Once the talk starts flowing, conflict and fighting could erupt. Some families enjoy having animated discussions at the dinner table, airing out different political views or replaying an umpire’s call at last night’s ballgame. Jack, a middle-aged man, and one of three sons, reflected on his childhood dinners: “Fighting with Dad about the Vietnam War was a sport that we all looked forward to. We sharpened our wits at the table. My father made each of us feel that we were worthy opponents, and I liked that.”
Speaking in a forthright way about differing opinions can make family members feel that each person’s individuality is valued and that the table is a safe place to send up a challenge. But if you want to tone down the conflict at the table to make room for other types of conversations, here are some tips:
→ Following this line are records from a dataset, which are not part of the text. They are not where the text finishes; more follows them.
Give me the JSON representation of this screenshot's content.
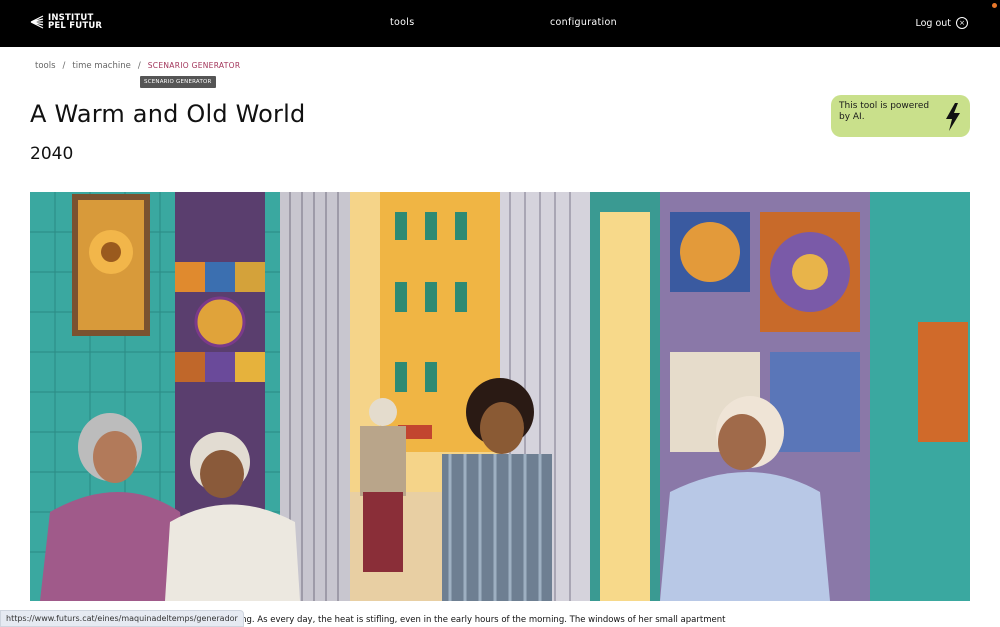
{
  "header": {
    "logo_line1": "INSTITUT",
    "logo_line2": "PEL FUTUR",
    "nav_tools": "tools",
    "nav_config": "configuration",
    "logout": "Log out"
  },
  "breadcrumb": {
    "items": [
      "tools",
      "time machine"
    ],
    "current": "SCENARIO GENERATOR",
    "separator": "/"
  },
  "tooltip": "SCENARIO GENERATOR",
  "page": {
    "title": "A Warm and Old World",
    "year": "2040"
  },
  "ai_badge": {
    "text": "This tool is powered by AI.",
    "color": "#c9e08b"
  },
  "image": {
    "icon": "illustration-street-scene"
  },
  "story_excerpt": "rning. As every day, the heat is stifling, even in the early hours of the morning. The windows of her small apartment",
  "status_url": "https://www.futurs.cat/eines/maquinadeltemps/generador",
  "colors": {
    "topbar": "#000000",
    "accent": "#a2345a",
    "badge": "#c9e08b"
  }
}
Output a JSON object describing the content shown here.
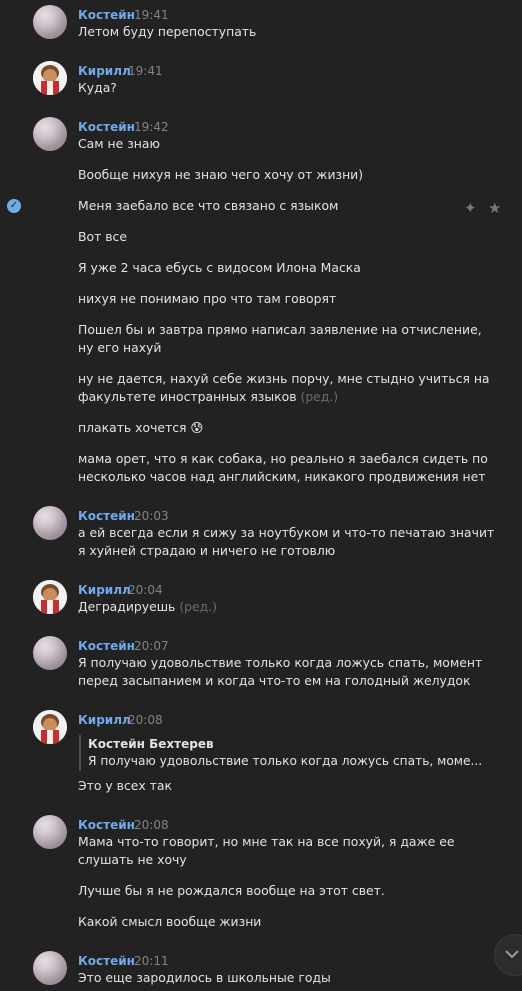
{
  "chat": {
    "blocks": [
      {
        "author": "Костейн",
        "time": "19:41",
        "avatar": "kostein-avatar",
        "messages": [
          "Летом буду перепоступать"
        ]
      },
      {
        "author": "Кирилл",
        "time": "19:41",
        "avatar": "kirill-avatar",
        "messages": [
          "Куда?"
        ]
      },
      {
        "author": "Костейн",
        "time": "19:42",
        "avatar": "kostein-avatar",
        "messages": [
          "Сам не знаю",
          "Вообще нихуя не знаю чего хочу от жизни)",
          "Меня заебало все что связано с языком",
          "Вот все",
          "Я уже 2 часа ебусь с видосом Илона Маска",
          "нихуя не понимаю про что там говорят",
          "Пошел бы и завтра прямо написал заявление на отчисление,",
          "ну его нахуй",
          "ну не дается, нахуй себе жизнь порчу, мне стыдно учиться на",
          "факультете иностранных языков",
          "плакать хочется 😰",
          "мама орет, что я как собака, но реально я заебался сидеть по",
          "несколько часов над английским, никакого продвижения нет"
        ]
      },
      {
        "author": "Костейн",
        "time": "20:03",
        "avatar": "kostein-avatar",
        "messages": [
          "а ей всегда если я сижу за ноутбуком и что-то печатаю значит",
          "я хуйней страдаю и ничего не готовлю"
        ]
      },
      {
        "author": "Кирилл",
        "time": "20:04",
        "avatar": "kirill-avatar",
        "messages": [
          "Деградируешь"
        ]
      },
      {
        "author": "Костейн",
        "time": "20:07",
        "avatar": "kostein-avatar",
        "messages": [
          "Я получаю удовольствие только когда ложусь спать, момент",
          "перед засыпанием и когда что-то ем на голодный желудок"
        ]
      },
      {
        "author": "Кирилл",
        "time": "20:08",
        "avatar": "kirill-avatar",
        "messages": [
          "Это у всех так"
        ],
        "quote": {
          "author": "Костейн Бехтерев",
          "text": "Я получаю удовольствие только когда ложусь спать, моме..."
        }
      },
      {
        "author": "Костейн",
        "time": "20:08",
        "avatar": "kostein-avatar",
        "messages": [
          "Мама что-то говорит, но мне так на все похуй, я даже ее",
          "слушать не хочу",
          "Лучше бы я не рождался вообще на этот свет.",
          "Какой смысл вообще жизни"
        ]
      },
      {
        "author": "Костейн",
        "time": "20:11",
        "avatar": "kostein-avatar",
        "messages": [
          "Это еще зародилось в школьные годы"
        ]
      }
    ],
    "edited_label": "(ред.)"
  },
  "icons": {
    "selected": "check-circle-icon",
    "actions": [
      "sparkle-icon",
      "star-icon"
    ],
    "scroll": "chevron-down-icon"
  },
  "colors": {
    "background": "#222222",
    "author_link": "#71aaeb",
    "text": "#e1e3e6",
    "time": "#828282",
    "edited": "#6b6b6b"
  }
}
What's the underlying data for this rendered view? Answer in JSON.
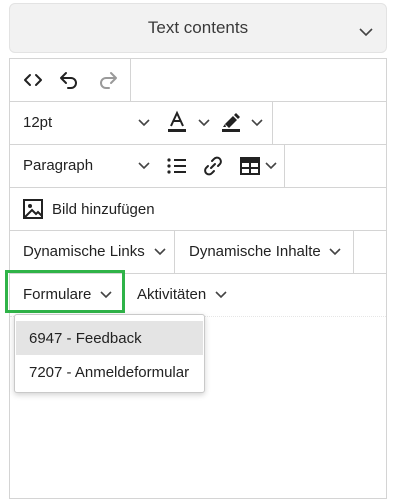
{
  "panel": {
    "title": "Text contents"
  },
  "toolbar": {
    "font_size": "12pt",
    "block_format": "Paragraph",
    "add_image_label": "Bild hinzufügen",
    "dynamic_links_label": "Dynamische Links",
    "dynamic_content_label": "Dynamische Inhalte",
    "forms_label": "Formulare",
    "activities_label": "Aktivitäten"
  },
  "forms_menu": {
    "items": [
      {
        "label": "6947 - Feedback",
        "highlighted": true
      },
      {
        "label": "7207 - Anmeldeformular",
        "highlighted": false
      }
    ]
  },
  "colors": {
    "focus_outline": "#2fb348",
    "menu_highlight": "#e4e4e4"
  }
}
• Agree to keep off the table topics that usually result in a fight. It may be easier to discuss such issues as grades, curfew, and behavior problems after dinner—on a full stomach and once you’ve had a chance to reconnect.
• Go easy on teaching manners at the table. You have years to remedy behaviors like kids eating with their hands and blowing bubbles in their milk. But it’s hard for kids to relax when they’re constantly being corrected. And it’s not so easy for parents to enjoy dinnertime if they have to be constantly vigilant about their children’s manners. So focus on one priority at a time, and don’t let the enforcement of minding manners take over the dinner. You can, though, focus on the manners that help build respectful speaking and listening, like not speaking with your mouth full, or not talking over anyone. Those are manners that we can all try to improve, so kids won’t feel so singled out.
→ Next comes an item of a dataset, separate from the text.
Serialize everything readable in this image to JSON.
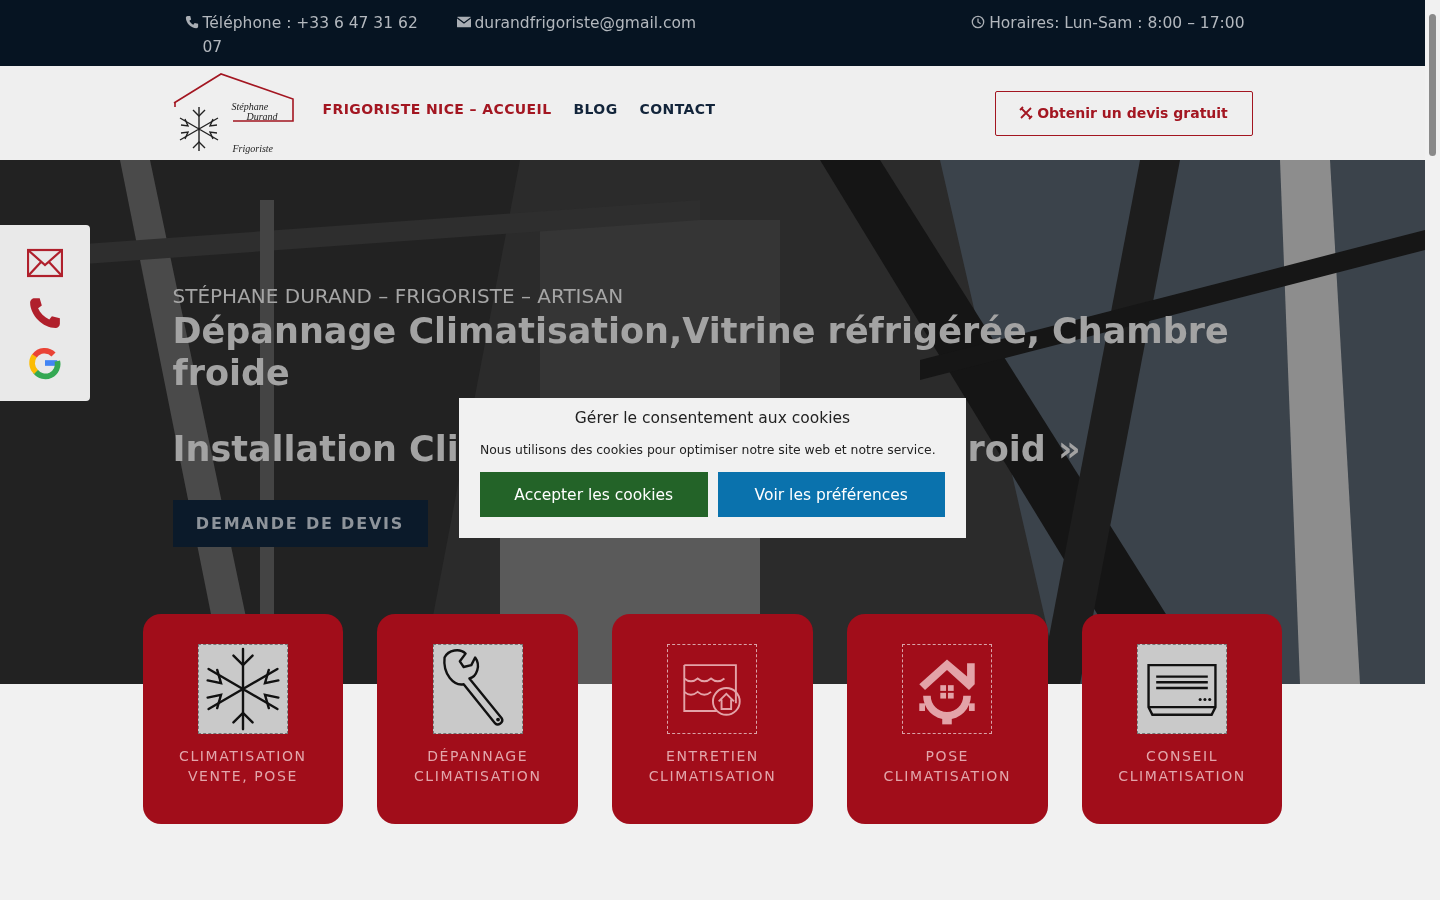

• Set some guidelines for conversation, if necessary, such as “Only one person can speak at a time” or “We’re not going to interrupt each other.” One large, talkative family has the rule that family members can talk only if they are holding a shell. When they are done speaking, the shell is passed to the next speaker.
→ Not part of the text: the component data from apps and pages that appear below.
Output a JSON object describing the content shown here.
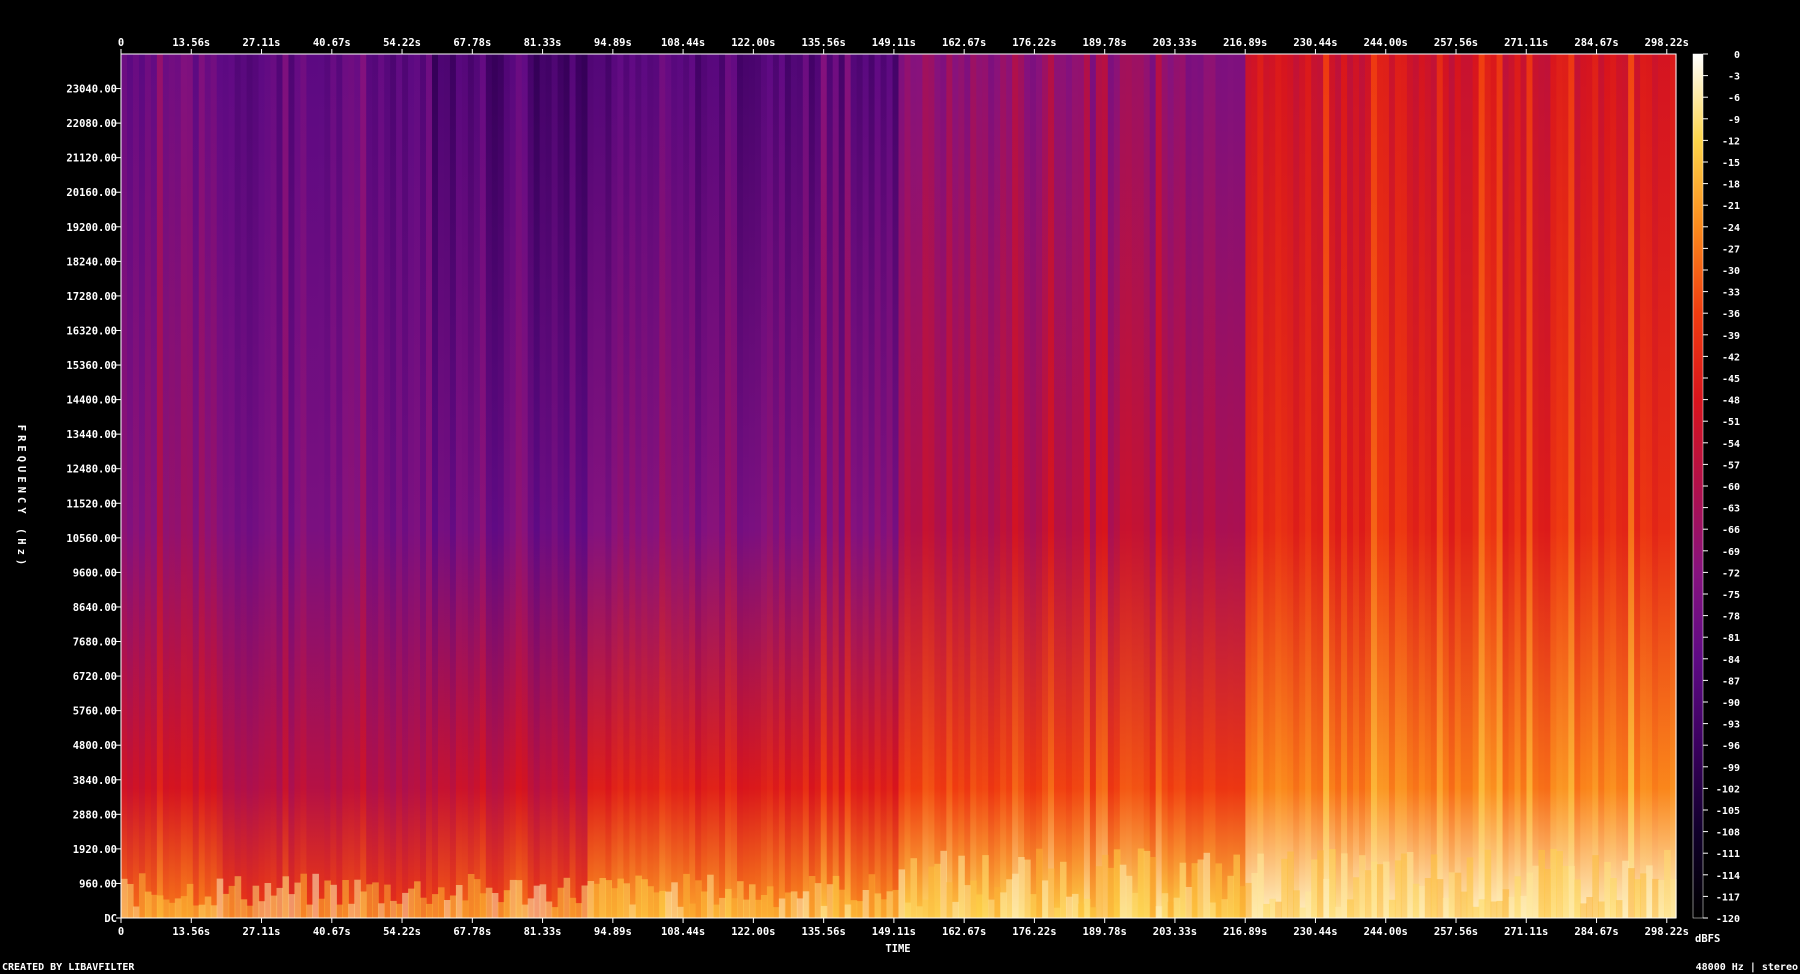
{
  "chart_data": {
    "type": "heatmap",
    "title": "",
    "xlabel": "TIME",
    "ylabel": "FREQUENCY (Hz)",
    "x_ticks": [
      "0",
      "13.56s",
      "27.11s",
      "40.67s",
      "54.22s",
      "67.78s",
      "81.33s",
      "94.89s",
      "108.44s",
      "122.00s",
      "135.56s",
      "149.11s",
      "162.67s",
      "176.22s",
      "189.78s",
      "203.33s",
      "216.89s",
      "230.44s",
      "244.00s",
      "257.56s",
      "271.11s",
      "284.67s",
      "298.22s"
    ],
    "x_tick_values": [
      0,
      13.56,
      27.11,
      40.67,
      54.22,
      67.78,
      81.33,
      94.89,
      108.44,
      122.0,
      135.56,
      149.11,
      162.67,
      176.22,
      189.78,
      203.33,
      216.89,
      230.44,
      244.0,
      257.56,
      271.11,
      284.67,
      298.22
    ],
    "xlim": [
      0,
      300
    ],
    "y_ticks": [
      "DC",
      "960.00",
      "1920.00",
      "2880.00",
      "3840.00",
      "4800.00",
      "5760.00",
      "6720.00",
      "7680.00",
      "8640.00",
      "9600.00",
      "10560.00",
      "11520.00",
      "12480.00",
      "13440.00",
      "14400.00",
      "15360.00",
      "16320.00",
      "17280.00",
      "18240.00",
      "19200.00",
      "20160.00",
      "21120.00",
      "22080.00",
      "23040.00"
    ],
    "y_tick_values": [
      0,
      960,
      1920,
      2880,
      3840,
      4800,
      5760,
      6720,
      7680,
      8640,
      9600,
      10560,
      11520,
      12480,
      13440,
      14400,
      15360,
      16320,
      17280,
      18240,
      19200,
      20160,
      21120,
      22080,
      23040
    ],
    "ylim": [
      0,
      24000
    ],
    "colorbar_label": "dBFS",
    "colorbar_ticks": [
      "0",
      "-3",
      "-6",
      "-9",
      "-12",
      "-15",
      "-18",
      "-21",
      "-24",
      "-27",
      "-30",
      "-33",
      "-36",
      "-39",
      "-42",
      "-45",
      "-48",
      "-51",
      "-54",
      "-57",
      "-60",
      "-63",
      "-66",
      "-69",
      "-72",
      "-75",
      "-78",
      "-81",
      "-84",
      "-87",
      "-90",
      "-93",
      "-96",
      "-99",
      "-102",
      "-105",
      "-108",
      "-111",
      "-114",
      "-117",
      "-120"
    ],
    "colorbar_values": [
      0,
      -3,
      -6,
      -9,
      -12,
      -15,
      -18,
      -21,
      -24,
      -27,
      -30,
      -33,
      -36,
      -39,
      -42,
      -45,
      -48,
      -51,
      -54,
      -57,
      -60,
      -63,
      -66,
      -69,
      -72,
      -75,
      -78,
      -81,
      -84,
      -87,
      -90,
      -93,
      -96,
      -99,
      -102,
      -105,
      -108,
      -111,
      -114,
      -117,
      -120
    ],
    "colormap": [
      "#000000",
      "#10002a",
      "#3a005e",
      "#5e0a84",
      "#86127e",
      "#b0104a",
      "#d8141c",
      "#f03c10",
      "#fb8a1c",
      "#fdd44a",
      "#ffffff"
    ],
    "regions": [
      {
        "t_start": 0,
        "t_end": 20,
        "level_hf": -80,
        "level_lf": -50
      },
      {
        "t_start": 20,
        "t_end": 60,
        "level_hf": -84,
        "level_lf": -58
      },
      {
        "t_start": 60,
        "t_end": 90,
        "level_hf": -92,
        "level_lf": -55
      },
      {
        "t_start": 90,
        "t_end": 150,
        "level_hf": -88,
        "level_lf": -45
      },
      {
        "t_start": 150,
        "t_end": 217,
        "level_hf": -70,
        "level_lf": -35
      },
      {
        "t_start": 217,
        "t_end": 300,
        "level_hf": -50,
        "level_lf": -25
      }
    ]
  },
  "footer": {
    "credit": "CREATED BY LIBAVFILTER",
    "info": "48000 Hz | stereo"
  }
}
• Complaining about the food is one of the greatest sources of conflict at the table. Nothing sours my mood more quickly than cooking a dinner that my sons don’t like. When they were young I circumvented this source of conflict by preparing a list of meals that everyone agreed to eat without bellyaching. From time to time I would update the list. Then I would know that they had signed off on any meal I was taking the time to prepare.
• Using technology at the table is another growing source of family tension. A 2012 survey found that there are two sets of standards at the dinner table.2 Parents use technology at the table at twice the rate that their children are allowed. In other words, what’s good for the goose isn’t so good for the gosling. Perhaps a starting point would be for parents and kids to agree on the rules. The rules might well be a no-technology policy at the table, so that face-to-face conversation is consistently valued. Other families might agree to use technology lightly but only to share content with fellow diners, not to text with absent parties.
• Managing “that’s not fair” complaints. Where there are siblings there are almost always complaints about fairness. My sons, who are two and a half years apart, could be best friends one minute and outraged with each other the next, at a perceived inequity. When complaints, of “he got more” rang out, I would try to remind them that fairness is about getting what you need rather than getting the same amount as your brother. As my husband used to say over and over, “It’s not equal, but it’s fair.”
Home for Dinner: Mixing Food, Fun and Conversation for a Happier Family and Healthier Kids by Anne K. Fishel, Ph.D. © Anne K. Fishel, Ph.D. All rights reserved. Published by AMACOM Books, 2015.